FORT WORTH - Thursday night's WFAA profile is Fort Worth mayoral candidate Jim Lane. The 66-year-old is a lawyer and six-term former city council member.
He believes the city should revisit rules governing urban drilling. He says he supports rail and streetcars as long as they serve all parts of the city, and he backs the Trinity River Vision, but wants to cap city dollars at $26 million already appropriated.
A visit to his law office is a lesson in Fort Worth history. It’s full of western memorabilia, with longhorn hides on the old wood floors.
"A lot of tribes use this,” he said holding a hooked stick wrapped in an animal pelt. “But this was made by the Comanches for me."
Every politician has talking points. Lane has a talking stick.
"Whoever has the stick can talk,” he said. “Whoever doesn't have the stick can listen. I use it all the time in meetings here."
He said he figures the stick would come in handy at city hall. Lane's law office reflects his Native American heritage and interests.He has Cherokee on his dad's side and is cowboy to the bone.

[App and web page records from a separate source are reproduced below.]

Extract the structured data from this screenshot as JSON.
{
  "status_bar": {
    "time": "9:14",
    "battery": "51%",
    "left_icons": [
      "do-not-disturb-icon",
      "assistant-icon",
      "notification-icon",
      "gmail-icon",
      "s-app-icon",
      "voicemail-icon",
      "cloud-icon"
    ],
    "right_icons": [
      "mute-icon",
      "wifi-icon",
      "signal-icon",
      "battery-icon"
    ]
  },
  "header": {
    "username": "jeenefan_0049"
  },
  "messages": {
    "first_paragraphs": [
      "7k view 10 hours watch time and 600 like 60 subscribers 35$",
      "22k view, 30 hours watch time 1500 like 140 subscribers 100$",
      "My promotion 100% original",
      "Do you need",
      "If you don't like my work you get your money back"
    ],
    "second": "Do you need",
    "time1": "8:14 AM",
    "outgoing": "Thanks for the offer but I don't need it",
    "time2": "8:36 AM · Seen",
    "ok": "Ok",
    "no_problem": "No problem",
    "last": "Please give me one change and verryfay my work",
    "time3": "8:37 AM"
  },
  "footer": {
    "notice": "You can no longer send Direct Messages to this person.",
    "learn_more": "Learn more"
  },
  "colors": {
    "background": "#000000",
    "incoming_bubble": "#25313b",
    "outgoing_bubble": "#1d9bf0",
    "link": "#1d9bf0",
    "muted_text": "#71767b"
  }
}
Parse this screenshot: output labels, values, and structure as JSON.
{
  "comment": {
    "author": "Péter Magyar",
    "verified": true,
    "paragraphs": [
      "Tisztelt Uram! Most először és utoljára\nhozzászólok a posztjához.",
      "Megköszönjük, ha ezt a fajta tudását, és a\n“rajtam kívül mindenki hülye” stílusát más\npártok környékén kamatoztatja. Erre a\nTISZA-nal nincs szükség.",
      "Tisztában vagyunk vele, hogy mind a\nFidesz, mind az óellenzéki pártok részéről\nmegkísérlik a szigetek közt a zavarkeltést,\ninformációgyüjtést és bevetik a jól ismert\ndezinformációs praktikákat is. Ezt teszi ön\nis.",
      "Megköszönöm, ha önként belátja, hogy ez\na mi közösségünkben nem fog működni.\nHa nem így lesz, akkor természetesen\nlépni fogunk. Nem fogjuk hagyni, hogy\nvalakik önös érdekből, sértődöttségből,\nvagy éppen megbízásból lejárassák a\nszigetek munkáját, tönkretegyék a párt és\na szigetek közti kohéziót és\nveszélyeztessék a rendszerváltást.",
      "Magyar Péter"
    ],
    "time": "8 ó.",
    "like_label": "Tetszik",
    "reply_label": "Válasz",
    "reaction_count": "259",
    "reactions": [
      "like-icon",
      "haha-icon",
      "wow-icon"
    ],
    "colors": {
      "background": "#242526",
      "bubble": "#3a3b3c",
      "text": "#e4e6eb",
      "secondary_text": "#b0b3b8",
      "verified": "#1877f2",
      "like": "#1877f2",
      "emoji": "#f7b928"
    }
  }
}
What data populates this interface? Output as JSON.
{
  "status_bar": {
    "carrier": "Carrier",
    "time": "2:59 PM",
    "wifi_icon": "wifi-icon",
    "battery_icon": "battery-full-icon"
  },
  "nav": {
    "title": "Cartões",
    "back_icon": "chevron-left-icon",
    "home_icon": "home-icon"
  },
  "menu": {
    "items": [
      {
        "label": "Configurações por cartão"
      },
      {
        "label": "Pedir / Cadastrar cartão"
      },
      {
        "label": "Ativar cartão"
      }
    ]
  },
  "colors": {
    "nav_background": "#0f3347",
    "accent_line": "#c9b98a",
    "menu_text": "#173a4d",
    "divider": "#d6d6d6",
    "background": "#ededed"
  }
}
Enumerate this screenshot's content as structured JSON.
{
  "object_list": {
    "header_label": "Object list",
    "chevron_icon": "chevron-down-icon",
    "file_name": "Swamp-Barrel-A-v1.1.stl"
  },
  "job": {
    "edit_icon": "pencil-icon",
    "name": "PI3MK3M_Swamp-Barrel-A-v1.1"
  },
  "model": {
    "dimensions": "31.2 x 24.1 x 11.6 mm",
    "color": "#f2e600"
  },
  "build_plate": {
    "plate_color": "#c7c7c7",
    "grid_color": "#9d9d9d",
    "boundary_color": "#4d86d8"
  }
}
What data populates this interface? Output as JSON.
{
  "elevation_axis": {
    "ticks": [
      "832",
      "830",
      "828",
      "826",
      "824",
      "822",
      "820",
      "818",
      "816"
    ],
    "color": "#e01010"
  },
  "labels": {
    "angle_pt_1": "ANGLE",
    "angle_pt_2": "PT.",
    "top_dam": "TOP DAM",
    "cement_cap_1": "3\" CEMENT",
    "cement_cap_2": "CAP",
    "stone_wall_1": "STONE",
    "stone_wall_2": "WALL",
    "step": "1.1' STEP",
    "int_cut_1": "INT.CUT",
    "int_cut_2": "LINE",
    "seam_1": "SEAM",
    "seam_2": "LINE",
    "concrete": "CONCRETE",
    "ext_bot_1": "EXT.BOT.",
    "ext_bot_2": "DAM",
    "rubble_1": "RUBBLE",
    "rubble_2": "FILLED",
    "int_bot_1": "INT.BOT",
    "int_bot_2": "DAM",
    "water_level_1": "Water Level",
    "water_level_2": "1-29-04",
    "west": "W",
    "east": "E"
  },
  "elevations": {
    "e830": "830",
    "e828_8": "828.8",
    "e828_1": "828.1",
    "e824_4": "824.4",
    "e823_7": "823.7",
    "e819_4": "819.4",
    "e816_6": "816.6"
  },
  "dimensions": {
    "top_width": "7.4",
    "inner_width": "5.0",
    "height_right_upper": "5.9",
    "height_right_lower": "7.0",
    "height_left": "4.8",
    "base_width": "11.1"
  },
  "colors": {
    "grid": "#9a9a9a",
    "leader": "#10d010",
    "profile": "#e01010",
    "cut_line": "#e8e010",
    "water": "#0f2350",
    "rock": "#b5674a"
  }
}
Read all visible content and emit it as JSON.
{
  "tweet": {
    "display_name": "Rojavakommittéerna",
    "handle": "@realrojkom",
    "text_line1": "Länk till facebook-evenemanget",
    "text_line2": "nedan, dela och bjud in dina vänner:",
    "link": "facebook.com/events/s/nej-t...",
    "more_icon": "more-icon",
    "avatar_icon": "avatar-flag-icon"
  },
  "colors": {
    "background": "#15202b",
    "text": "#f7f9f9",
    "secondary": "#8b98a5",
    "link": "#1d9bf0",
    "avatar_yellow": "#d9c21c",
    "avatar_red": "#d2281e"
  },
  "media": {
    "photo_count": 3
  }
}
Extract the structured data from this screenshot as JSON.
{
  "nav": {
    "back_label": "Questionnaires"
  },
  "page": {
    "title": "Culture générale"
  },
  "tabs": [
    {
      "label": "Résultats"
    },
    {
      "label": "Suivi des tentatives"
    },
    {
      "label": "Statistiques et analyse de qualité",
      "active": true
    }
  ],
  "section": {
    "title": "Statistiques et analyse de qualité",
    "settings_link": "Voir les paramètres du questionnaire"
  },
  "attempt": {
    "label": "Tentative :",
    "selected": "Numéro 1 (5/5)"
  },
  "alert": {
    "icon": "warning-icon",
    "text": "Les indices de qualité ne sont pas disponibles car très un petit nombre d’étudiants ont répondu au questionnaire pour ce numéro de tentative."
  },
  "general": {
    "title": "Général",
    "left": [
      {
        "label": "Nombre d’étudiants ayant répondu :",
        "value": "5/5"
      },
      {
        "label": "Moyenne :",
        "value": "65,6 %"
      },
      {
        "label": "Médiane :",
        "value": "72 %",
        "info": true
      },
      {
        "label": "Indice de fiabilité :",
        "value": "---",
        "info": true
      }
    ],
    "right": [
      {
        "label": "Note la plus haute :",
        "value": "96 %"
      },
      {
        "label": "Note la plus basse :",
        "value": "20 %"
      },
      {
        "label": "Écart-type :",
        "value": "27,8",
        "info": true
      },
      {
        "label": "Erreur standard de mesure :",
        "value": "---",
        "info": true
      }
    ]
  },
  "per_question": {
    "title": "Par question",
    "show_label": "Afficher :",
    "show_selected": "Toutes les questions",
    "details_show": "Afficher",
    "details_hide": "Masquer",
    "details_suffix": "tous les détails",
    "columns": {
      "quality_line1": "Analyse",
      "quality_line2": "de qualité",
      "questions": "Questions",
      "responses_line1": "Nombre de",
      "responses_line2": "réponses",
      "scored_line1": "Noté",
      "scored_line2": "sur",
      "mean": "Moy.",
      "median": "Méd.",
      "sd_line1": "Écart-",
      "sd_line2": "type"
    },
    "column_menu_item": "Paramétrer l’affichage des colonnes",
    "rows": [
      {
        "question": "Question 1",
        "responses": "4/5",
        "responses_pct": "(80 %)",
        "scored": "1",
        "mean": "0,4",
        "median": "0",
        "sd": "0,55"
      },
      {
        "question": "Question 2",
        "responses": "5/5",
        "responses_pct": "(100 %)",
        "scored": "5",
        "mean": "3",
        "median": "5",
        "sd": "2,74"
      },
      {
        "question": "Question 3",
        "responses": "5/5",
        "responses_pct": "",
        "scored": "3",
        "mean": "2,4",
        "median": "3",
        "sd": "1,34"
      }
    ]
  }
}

"I've been here a long time now,” he drawled, leaning across a desk that came out of the exchange building in the stockyards. “I grew up in Fort Worth. My daddy taught school here. My grandparents lived on the north side here."
Lane's boots and white hat are a fixture at the courthouse downtown. He works in an old house on the north side, which is where he also lives in an old house.
"112 years old,” he said of the house. “And my little boy is 4-years-old and he's fluent in Spanish."
Lane and his wife adopted Jake as a baby. The red-haired boy and fair-skinned parents attend a black Baptist Church on the north side.
"This is a minority majority city now, and if you don't teach your children to live in the community they're being raised in, they're not going to be successful," he said.
He spent 12 years on the Fort Worth City Council pushing for a daily cattle drive, the speedway and the Cats baseball team.
As a young Army lawyer, he defended two soldiers accused in the My Lai massacre in Vietnam. Ever since, Lane has been defending Fort Worth's roots.